Ever since validation of the germ theory of disease in the late 19th century, the basis of microbial pathogenicity has fascinated and frustrated generations of scientists. As new and more powerful tools and technologies have become available, from electron microscopes to molecular genetics and now comparative genomics, the special properties of pathogens have been continually revisited, usually without definitive answers. Pathogenicity has proved to be, in the large majority of cases, a complex and elusive trait. The advent of genomics, and especially the capacity to compare gene and genome sequences across contrasting pathogen types, has for the first time opened up the prospect of identifying conserved and divergent genetic blueprints required for the disease process in plant and animal hosts. Is there a common core of genes necessary for pathogenesis, and if so, what are they? One thread already emerging from functional genomic analyses is the involvement of conserved signal networks in disease initiation by a variety of fungal pathogens with contrasting infection strategies and different hosts. This is not surprising, given the need for the successful pathogen to locate, penetrate and colonise a living host, a developmental programme involving precise regulation of "when to go", "where to go" and how to survive a harsh environment which includes both basal and innate host defence responses.
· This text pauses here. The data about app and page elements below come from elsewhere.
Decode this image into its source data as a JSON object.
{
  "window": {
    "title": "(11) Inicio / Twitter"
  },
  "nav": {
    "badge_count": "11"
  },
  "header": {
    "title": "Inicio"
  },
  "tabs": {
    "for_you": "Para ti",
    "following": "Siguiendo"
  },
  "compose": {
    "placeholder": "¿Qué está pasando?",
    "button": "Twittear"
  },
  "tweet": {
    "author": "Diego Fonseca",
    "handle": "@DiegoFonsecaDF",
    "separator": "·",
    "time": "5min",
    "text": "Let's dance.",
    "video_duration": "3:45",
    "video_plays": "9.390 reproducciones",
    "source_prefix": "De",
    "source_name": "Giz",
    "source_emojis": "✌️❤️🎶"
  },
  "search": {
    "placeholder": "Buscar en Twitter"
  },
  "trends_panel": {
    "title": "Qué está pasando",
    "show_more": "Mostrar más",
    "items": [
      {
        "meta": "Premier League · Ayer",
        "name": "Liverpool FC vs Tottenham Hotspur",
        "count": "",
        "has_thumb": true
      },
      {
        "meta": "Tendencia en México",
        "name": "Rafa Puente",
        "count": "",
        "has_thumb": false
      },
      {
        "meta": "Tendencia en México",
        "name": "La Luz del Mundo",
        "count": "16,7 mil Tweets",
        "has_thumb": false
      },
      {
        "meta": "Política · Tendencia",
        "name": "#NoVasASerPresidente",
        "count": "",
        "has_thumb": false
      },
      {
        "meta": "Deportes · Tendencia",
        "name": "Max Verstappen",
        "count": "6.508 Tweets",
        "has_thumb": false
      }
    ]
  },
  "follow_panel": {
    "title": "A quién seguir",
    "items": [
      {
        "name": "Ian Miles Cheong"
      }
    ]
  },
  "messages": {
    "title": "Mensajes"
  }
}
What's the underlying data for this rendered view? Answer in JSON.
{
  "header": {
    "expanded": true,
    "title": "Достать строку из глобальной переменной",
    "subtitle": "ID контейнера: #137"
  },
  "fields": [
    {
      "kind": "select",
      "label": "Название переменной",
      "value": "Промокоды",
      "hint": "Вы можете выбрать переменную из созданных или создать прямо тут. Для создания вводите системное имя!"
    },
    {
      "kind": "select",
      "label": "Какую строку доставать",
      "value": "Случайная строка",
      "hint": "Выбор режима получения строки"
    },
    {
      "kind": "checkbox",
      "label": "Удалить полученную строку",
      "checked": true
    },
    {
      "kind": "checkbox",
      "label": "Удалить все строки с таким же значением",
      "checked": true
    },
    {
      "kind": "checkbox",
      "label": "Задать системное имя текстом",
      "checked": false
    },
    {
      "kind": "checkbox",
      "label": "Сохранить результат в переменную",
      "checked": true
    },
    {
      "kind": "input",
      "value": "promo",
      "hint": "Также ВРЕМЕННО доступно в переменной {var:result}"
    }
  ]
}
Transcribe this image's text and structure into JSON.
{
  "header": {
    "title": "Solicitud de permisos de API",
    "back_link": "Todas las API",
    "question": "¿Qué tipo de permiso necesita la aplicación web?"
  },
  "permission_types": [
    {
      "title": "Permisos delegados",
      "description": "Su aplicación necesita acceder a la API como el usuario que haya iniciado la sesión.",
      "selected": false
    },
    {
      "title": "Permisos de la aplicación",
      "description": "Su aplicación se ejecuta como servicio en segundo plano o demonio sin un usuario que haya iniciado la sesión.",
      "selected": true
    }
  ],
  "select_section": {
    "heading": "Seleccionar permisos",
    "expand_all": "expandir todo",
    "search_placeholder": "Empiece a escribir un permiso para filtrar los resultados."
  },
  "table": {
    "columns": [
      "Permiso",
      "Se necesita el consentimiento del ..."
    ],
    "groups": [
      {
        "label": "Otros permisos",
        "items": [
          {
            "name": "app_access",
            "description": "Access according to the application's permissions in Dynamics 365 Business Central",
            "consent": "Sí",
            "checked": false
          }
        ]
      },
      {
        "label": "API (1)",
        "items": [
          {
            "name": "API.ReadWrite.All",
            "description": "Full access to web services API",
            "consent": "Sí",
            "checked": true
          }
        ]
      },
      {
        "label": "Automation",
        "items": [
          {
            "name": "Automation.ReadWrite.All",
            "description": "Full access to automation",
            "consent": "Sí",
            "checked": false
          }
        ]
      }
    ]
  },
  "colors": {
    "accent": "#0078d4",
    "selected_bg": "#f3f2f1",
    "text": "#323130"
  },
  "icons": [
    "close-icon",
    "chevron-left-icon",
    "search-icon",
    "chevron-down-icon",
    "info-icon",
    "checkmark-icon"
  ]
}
The hyphal habit of filamentous fungi is uniquely adapted for exploratory growth on surfaces, within the pore space system of soils, organic substrates, or plant and animal hosts. Optimum deployment of energy and resources relies on appropriate responses to environmental cues. In rust fungi, environmental sensing starts in the hydrated spore, which is photosensitive. This adaptation synchronises germination with periods when the risk of death by dessication or UV radiation is least. Contact sensing then aids orientation of the germ tube to stomatal penetration sites. Topographical signals trigger appressorium formation. The cereal eyespot fungus, Tapesia, forms specialised infection plaques in the tight spaces between leaf sheaths at the base of the plant. The signal for plaque induction appears to be mechanical pressure. This mechano-sensing response partly explains the location of eyespot lesions and can be used to extend the range of plant organs and hosts attacked. In contrast, the leaf blotch pathogen Mycosphaerella graminicola (Septoria tritici) enters through stomata without forming highly differentiated infection structures, and then grows for an extended period within intercellular spaces. The signal-response pathways controlling this endophytic phase and the transition to necrotic lesion formation are not known, but analysis of the transcriptome at specific stages should provide clues. A unigene set representing almost one third of the M. graminicola genome has been arrayed at Manchester University and is now being interrogated with cDNA probes prepared from the pathogen growing under a range of conditions, including within host tissues. Metabolic regulation in these different circumstances will, we hope, reveal pathways necessary for pathogenesis, and novel targets for intervention in the disease process.
To date, less than fifteen fungal genomes have been sequenced. More are arriving in an accelerating pipeline. But the scale of the task should not be underestimated. Recent calculations based on biodiversity indices suggest that there may be 1.5 million fungal species, the second largest group after the insects. Of these a high proportion form associations with plants and animals, in a myriad different relationships. We are sitting on the tip of a vast and unexplored iceberg awaiting discovery.